• [TASK TO CARRY OUT]
Output the records precisely as they stand. Pictures are to be skipped.

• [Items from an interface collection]
++++++++++

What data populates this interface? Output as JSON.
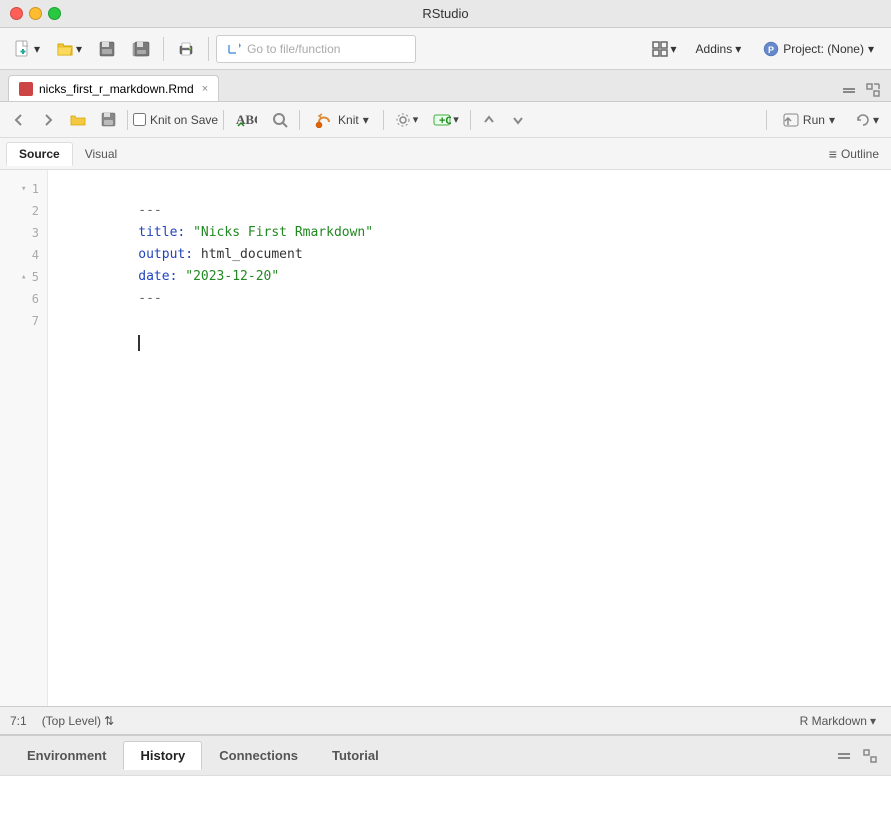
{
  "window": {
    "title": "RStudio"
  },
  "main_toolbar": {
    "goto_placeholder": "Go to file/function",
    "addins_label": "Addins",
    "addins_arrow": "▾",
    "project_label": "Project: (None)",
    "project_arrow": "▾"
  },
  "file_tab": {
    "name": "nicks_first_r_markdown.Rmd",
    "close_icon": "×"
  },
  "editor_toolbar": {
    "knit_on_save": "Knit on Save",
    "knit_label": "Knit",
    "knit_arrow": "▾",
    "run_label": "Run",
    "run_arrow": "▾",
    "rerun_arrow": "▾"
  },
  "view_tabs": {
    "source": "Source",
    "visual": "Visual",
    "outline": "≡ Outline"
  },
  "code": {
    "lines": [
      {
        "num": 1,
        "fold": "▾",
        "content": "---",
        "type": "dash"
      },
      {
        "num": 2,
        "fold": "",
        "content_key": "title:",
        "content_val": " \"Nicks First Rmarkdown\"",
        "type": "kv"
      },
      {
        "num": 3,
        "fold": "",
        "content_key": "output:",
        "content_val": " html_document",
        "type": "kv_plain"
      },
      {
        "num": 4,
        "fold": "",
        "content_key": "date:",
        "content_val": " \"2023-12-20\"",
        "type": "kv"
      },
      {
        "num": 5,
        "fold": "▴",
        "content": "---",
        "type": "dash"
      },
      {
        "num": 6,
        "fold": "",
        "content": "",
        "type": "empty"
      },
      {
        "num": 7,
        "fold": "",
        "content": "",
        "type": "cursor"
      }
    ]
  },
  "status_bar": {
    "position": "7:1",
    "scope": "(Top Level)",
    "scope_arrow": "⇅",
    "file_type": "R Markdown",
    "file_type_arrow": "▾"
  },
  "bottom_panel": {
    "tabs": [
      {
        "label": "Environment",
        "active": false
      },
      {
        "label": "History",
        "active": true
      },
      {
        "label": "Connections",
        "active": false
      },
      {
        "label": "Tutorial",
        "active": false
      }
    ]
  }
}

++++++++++

• [SOLUTION BELOW]
What data populates this interface? Output as JSON.
{
  "window": {
    "title": "RStudio"
  },
  "main_toolbar": {
    "goto_placeholder": "Go to file/function",
    "addins_label": "Addins",
    "addins_arrow": "▾",
    "project_label": "Project: (None)",
    "project_arrow": "▾"
  },
  "file_tab": {
    "name": "nicks_first_r_markdown.Rmd",
    "close_icon": "×"
  },
  "editor_toolbar": {
    "knit_on_save": "Knit on Save",
    "knit_label": "Knit",
    "knit_arrow": "▾",
    "run_label": "Run",
    "run_arrow": "▾",
    "rerun_arrow": "▾"
  },
  "view_tabs": {
    "source": "Source",
    "visual": "Visual",
    "outline": "≡ Outline"
  },
  "code": {
    "lines": [
      {
        "num": 1,
        "fold": "▾",
        "content": "---",
        "type": "dash"
      },
      {
        "num": 2,
        "fold": "",
        "content_key": "title:",
        "content_val": " \"Nicks First Rmarkdown\"",
        "type": "kv"
      },
      {
        "num": 3,
        "fold": "",
        "content_key": "output:",
        "content_val": " html_document",
        "type": "kv_plain"
      },
      {
        "num": 4,
        "fold": "",
        "content_key": "date:",
        "content_val": " \"2023-12-20\"",
        "type": "kv"
      },
      {
        "num": 5,
        "fold": "▴",
        "content": "---",
        "type": "dash"
      },
      {
        "num": 6,
        "fold": "",
        "content": "",
        "type": "empty"
      },
      {
        "num": 7,
        "fold": "",
        "content": "",
        "type": "cursor"
      }
    ]
  },
  "status_bar": {
    "position": "7:1",
    "scope": "(Top Level)",
    "scope_arrow": "⇅",
    "file_type": "R Markdown",
    "file_type_arrow": "▾"
  },
  "bottom_panel": {
    "tabs": [
      {
        "label": "Environment",
        "active": false
      },
      {
        "label": "History",
        "active": true
      },
      {
        "label": "Connections",
        "active": false
      },
      {
        "label": "Tutorial",
        "active": false
      }
    ]
  }
}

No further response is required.